> **DATA LISTING**
==========
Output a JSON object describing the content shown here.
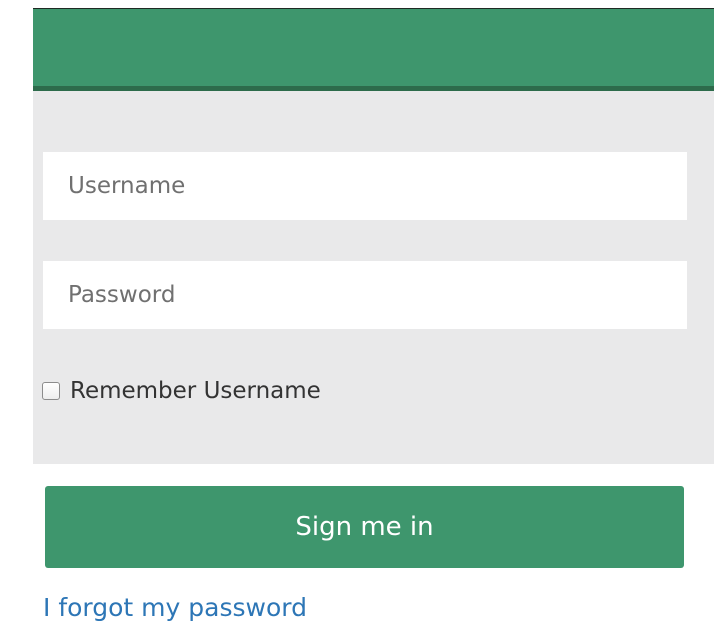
{
  "login": {
    "username_placeholder": "Username",
    "password_placeholder": "Password",
    "remember_label": "Remember Username",
    "remember_checked": false,
    "sign_in_label": "Sign me in",
    "forgot_password_label": "I forgot my password"
  },
  "colors": {
    "header": "#3e966d",
    "header_shadow": "#2d6b4b",
    "panel_background": "#e9e9ea",
    "primary_button": "#3e966d",
    "link": "#2d76b6"
  }
}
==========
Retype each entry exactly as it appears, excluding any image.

> **FINAL ANSWER**
Output a JSON object describing the content shown here.
{
  "login": {
    "username_placeholder": "Username",
    "password_placeholder": "Password",
    "remember_label": "Remember Username",
    "remember_checked": false,
    "sign_in_label": "Sign me in",
    "forgot_password_label": "I forgot my password"
  },
  "colors": {
    "header": "#3e966d",
    "header_shadow": "#2d6b4b",
    "panel_background": "#e9e9ea",
    "primary_button": "#3e966d",
    "link": "#2d76b6"
  }
}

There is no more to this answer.